The good news! I had an impromptu girls night at my house (like, texted people two days before and said bring wine and your kids, come for five minutes or an hour, and I did not even clean before they arrived) and sooo many wonderful friends showed up, old and new. It was delightful and I plan on doing it a few times a year.
Friends with kids, I know you understand, and I'm thankful for you. Friends without kids, thank you for showing up for me when possible, and for being there even when I forget to text you back. Friends who've moved on, I totally get it because new parent friends are challenging.
GROWTH: Writing the kind of stories I want and need to tell.
In April, I picked up a new freelance client, which has been awesome.

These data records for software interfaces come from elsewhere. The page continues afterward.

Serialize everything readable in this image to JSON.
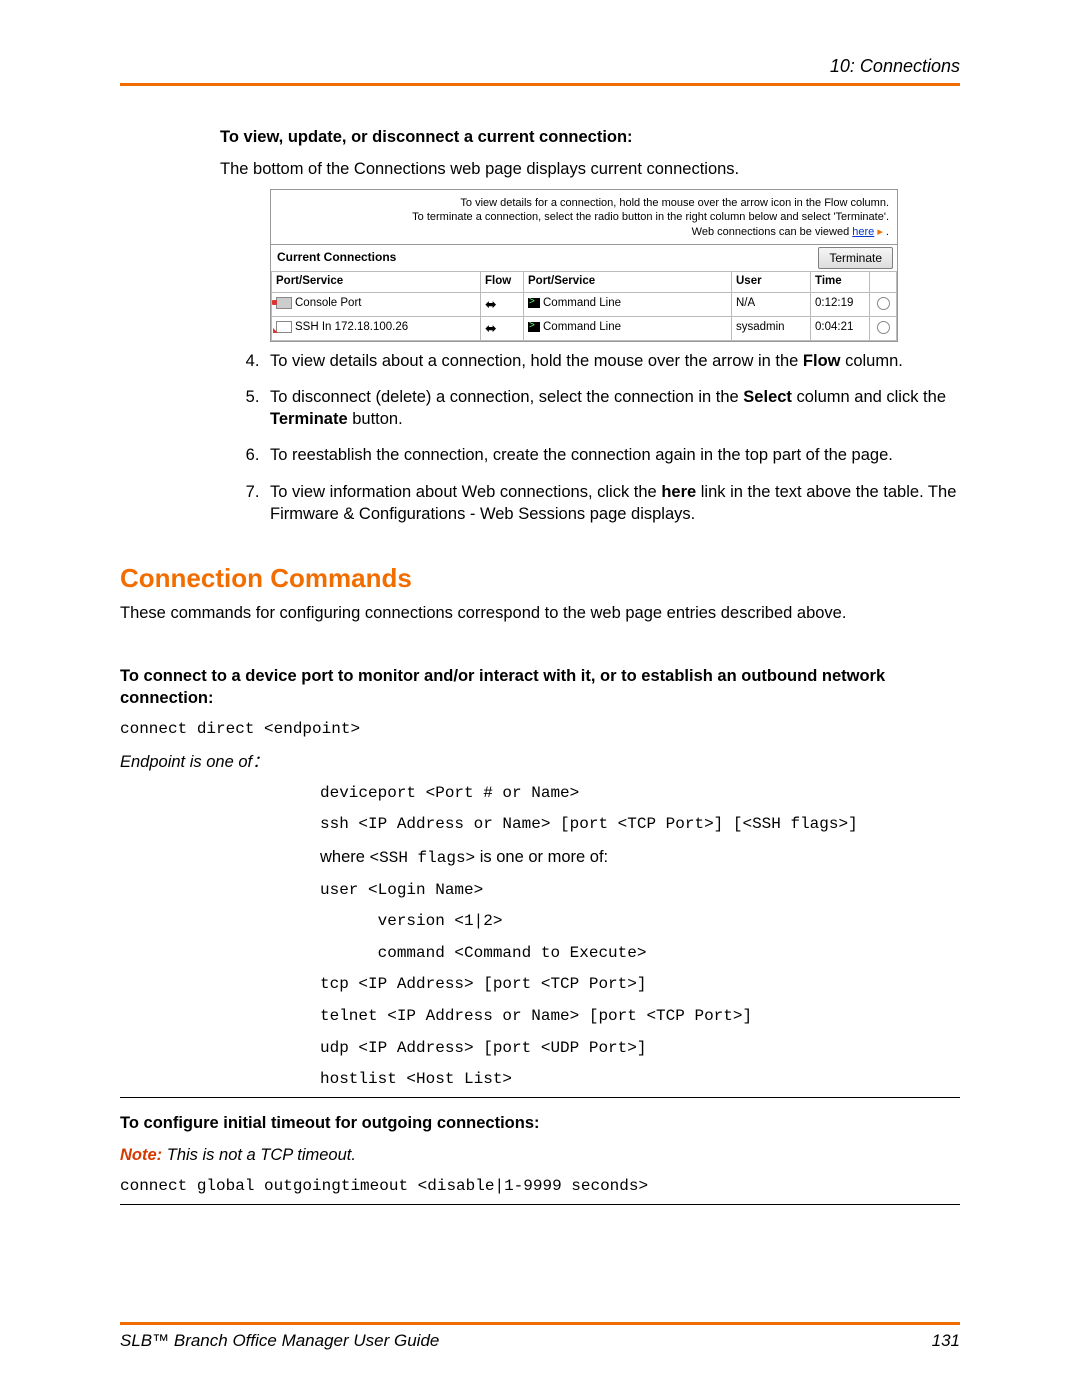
{
  "header": {
    "chapter": "10: Connections"
  },
  "section1": {
    "heading": "To view, update, or disconnect a current connection:",
    "intro": "The bottom of the Connections web page displays current connections."
  },
  "screenshot": {
    "tip1": "To view details for a connection, hold the mouse over the arrow icon in the Flow column.",
    "tip2": "To terminate a connection, select the radio button in the right column below and select 'Terminate'.",
    "tip3a": "Web connections can be viewed ",
    "tip3_link": "here",
    "tip3b": " .",
    "bar_title": "Current Connections",
    "terminate": "Terminate",
    "cols": {
      "c1": "Port/Service",
      "c2": "Flow",
      "c3": "Port/Service",
      "c4": "User",
      "c5": "Time"
    },
    "rows": [
      {
        "ps1": "Console Port",
        "ps2": "Command Line",
        "user": "N/A",
        "time": "0:12:19"
      },
      {
        "ps1": "SSH In 172.18.100.26",
        "ps2": "Command Line",
        "user": "sysadmin",
        "time": "0:04:21"
      }
    ]
  },
  "steps": {
    "s4a": "To view details about a connection, hold the mouse over the arrow in the ",
    "s4b": "Flow",
    "s4c": " column.",
    "s5a": "To disconnect (delete) a connection, select the connection in the ",
    "s5b": "Select",
    "s5c": " column and click the ",
    "s5d": "Terminate",
    "s5e": " button.",
    "s6": "To reestablish the connection, create the connection again in the top part of the page.",
    "s7a": "To view information about Web connections, click the ",
    "s7b": "here",
    "s7c": " link in the text above the table. The Firmware & Configurations  - Web Sessions page displays."
  },
  "commands": {
    "title": "Connection Commands",
    "intro": "These commands for configuring connections correspond to the web page entries described above.",
    "connect_heading": "To connect to a device port to monitor and/or interact with it, or to establish an outbound network connection:",
    "cmd1": "connect direct <endpoint>",
    "endpoint_label": "Endpoint is one of：",
    "ep1": "deviceport <Port # or Name>",
    "ep2": "ssh <IP Address or Name> [port <TCP Port>] [<SSH flags>]",
    "ep3a": "where ",
    "ep3b": "<SSH flags>",
    "ep3c": " is one or more of:",
    "ep4": "user <Login Name>",
    "ep5": "      version <1|2>",
    "ep6": "      command <Command to Execute>",
    "ep7": "tcp <IP Address> [port <TCP Port>]",
    "ep8": "telnet <IP Address or Name> [port <TCP Port>]",
    "ep9": "udp <IP Address> [port <UDP Port>]",
    "ep10": "hostlist <Host List>",
    "timeout_heading": "To configure initial timeout for outgoing connections:",
    "note_label": "Note:",
    "note_text": " This is not a TCP timeout.",
    "cmd2": "connect global outgoingtimeout <disable|1-9999 seconds>"
  },
  "footer": {
    "guide": "SLB™ Branch Office Manager User Guide",
    "page": "131"
  }
}
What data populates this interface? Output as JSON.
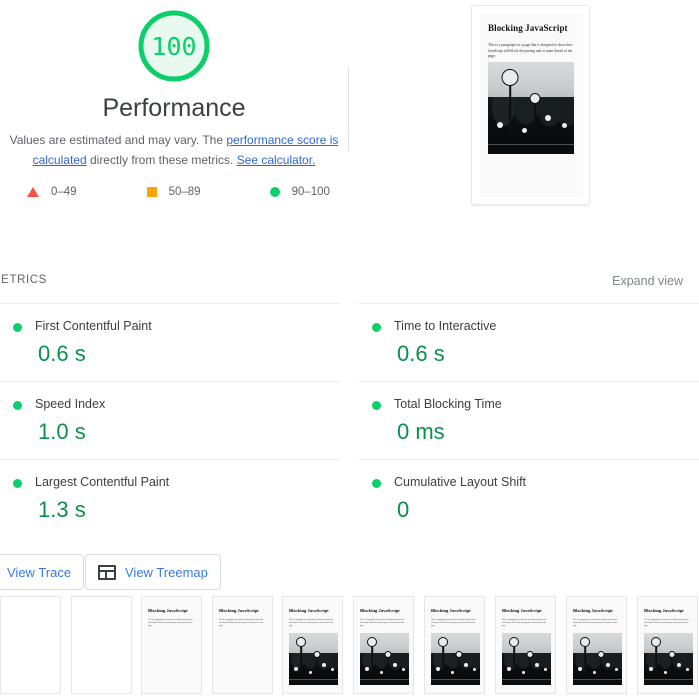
{
  "score": {
    "value": "100",
    "title": "Performance",
    "ring_color": "#0cce6b",
    "fill_color": "#e8faf0",
    "text_color": "#0cce6b",
    "description_pre": "Values are estimated and may vary. The ",
    "link1": "performance score is calculated",
    "description_mid": " directly from these metrics. ",
    "link2": "See calculator.",
    "legend": [
      {
        "marker": "triangle-marker",
        "label": "0–49",
        "color": "#ff4e42"
      },
      {
        "marker": "square-marker",
        "label": "50–89",
        "color": "#ffa400"
      },
      {
        "marker": "circle-marker",
        "label": "90–100",
        "color": "#0cce6b"
      }
    ]
  },
  "thumbnail": {
    "heading": "Blocking JavaScript",
    "paragraph": "This is a paragraph on a page that is designed to show how JavaScript will block the parsing and or main thread of the page."
  },
  "metrics": {
    "section_label": "METRICS",
    "expand_view_label": "Expand view",
    "left": [
      {
        "name": "First Contentful Paint",
        "value": "0.6 s",
        "status": "pass",
        "status_color": "#0cce6b"
      },
      {
        "name": "Speed Index",
        "value": "1.0 s",
        "status": "pass",
        "status_color": "#0cce6b"
      },
      {
        "name": "Largest Contentful Paint",
        "value": "1.3 s",
        "status": "pass",
        "status_color": "#0cce6b"
      }
    ],
    "right": [
      {
        "name": "Time to Interactive",
        "value": "0.6 s",
        "status": "pass",
        "status_color": "#0cce6b"
      },
      {
        "name": "Total Blocking Time",
        "value": "0 ms",
        "status": "pass",
        "status_color": "#0cce6b"
      },
      {
        "name": "Cumulative Layout Shift",
        "value": "0",
        "status": "pass",
        "status_color": "#0cce6b"
      }
    ]
  },
  "actions": {
    "view_trace_label": "View Trace",
    "view_treemap_label": "View Treemap",
    "treemap_icon": "treemap-icon"
  },
  "filmstrip": {
    "heading": "Blocking JavaScript",
    "paragraph": "This is a paragraph on a page that is designed to show how JavaScript will block the parsing and or main thread of the page.",
    "frames": [
      {
        "state": "blank",
        "shaded": false,
        "has_text": false,
        "has_photo": false
      },
      {
        "state": "blank",
        "shaded": false,
        "has_text": false,
        "has_photo": false
      },
      {
        "state": "text-only",
        "shaded": true,
        "has_text": true,
        "has_photo": false
      },
      {
        "state": "text-only",
        "shaded": true,
        "has_text": true,
        "has_photo": false
      },
      {
        "state": "full",
        "shaded": true,
        "has_text": true,
        "has_photo": true
      },
      {
        "state": "full",
        "shaded": true,
        "has_text": true,
        "has_photo": true
      },
      {
        "state": "full",
        "shaded": true,
        "has_text": true,
        "has_photo": true
      },
      {
        "state": "full",
        "shaded": true,
        "has_text": true,
        "has_photo": true
      },
      {
        "state": "full",
        "shaded": true,
        "has_text": true,
        "has_photo": true
      },
      {
        "state": "full",
        "shaded": true,
        "has_text": true,
        "has_photo": true
      }
    ]
  }
}
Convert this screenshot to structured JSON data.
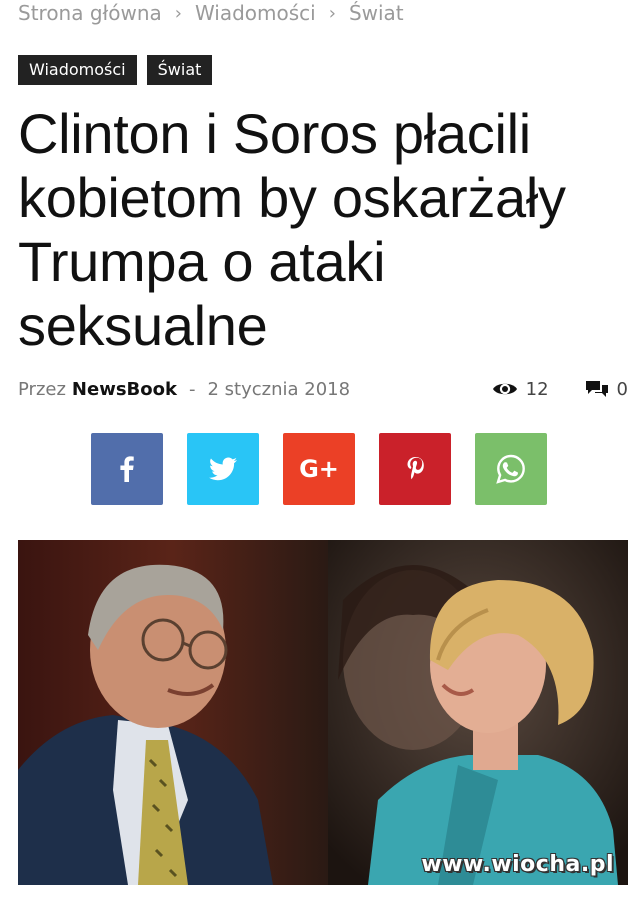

I now have two regular clients, which keeps me at 10-15 pieces a month, plus the ongoing pitching of side articles and stories more on the personal side. All of which has got me thinking about the type of writing I want and need to do. I would not say what I'm currently writing, in terms of freelancing, always falls in that category, but the cool thing about writing is that you never know where it'll lead or what you'll learn. I've written on topics ranging from female investors to elliptical machines to leadership models to small talk to meditation. I really like the creative variety, most of the time, and the extra paycheck has been sweet for decimating some debt and adding to our travel and house project funds.
Yet. If I'm not careful, this is also the type of work that could continually distract me from writing bigger and better pieces. My hope is that it guides me in this direction instead, but I know myself: I am good at being busy. Hell, I work full-time in addition to freelancing. It will forever be hard to find time to write, and if I fill up those pockets with listicles and "X ways to ABC" (which can be fun to write, don't get me wrong), I may never, you know, finish my book proposal.
At this junction, I don't know if I'll ever be the type to go full-time freelance and try to make a living with writing. I like the structure of a 9-5, particularly the one I have right now. And I like that having a full-time job means I can be picky about what I write, when and for who. But finding the balance of picking up gigs because I can versus pushing for what I want is tricky.
One last thought about freelancing: PITCHING IS SO EXHAUSTING GAHHHH. I admire those of you who do it 24/7. #hustlers
HUMOR: Laughing more at work.
Between a major speech deadline for our CEO, a massive leadership event and a big move for our whole team to a new office, I spent the past two months in werk-werk-werk mode. It all went very well; however, I'm ready to have a little more fun at work versus constant process/execution mode. Harder than it sounds, particularly when you're managing a small team. (Somebody always has to be the "boss," right?) I'm hoping summer ushers in productivity and lightheartedness.
SOLITUDE: Waking up earlier.
My husband has a love/hate relationship with my alarm system . . . because I set my alarm for 5 a.m. almost every day and right now my record is maaaaaybe 1/5 per week? I completely understand his annoyance. Waking up early is so hard for me. It is also the most optimal quiet time. We've set a joint intention to do 5 a.m. reading/writing mornings a few times a week, so we'll see how that goes. (It happened today, and so did this blog post, so yay!) If you've got great waking up early tips, especially as a parent, lemme know!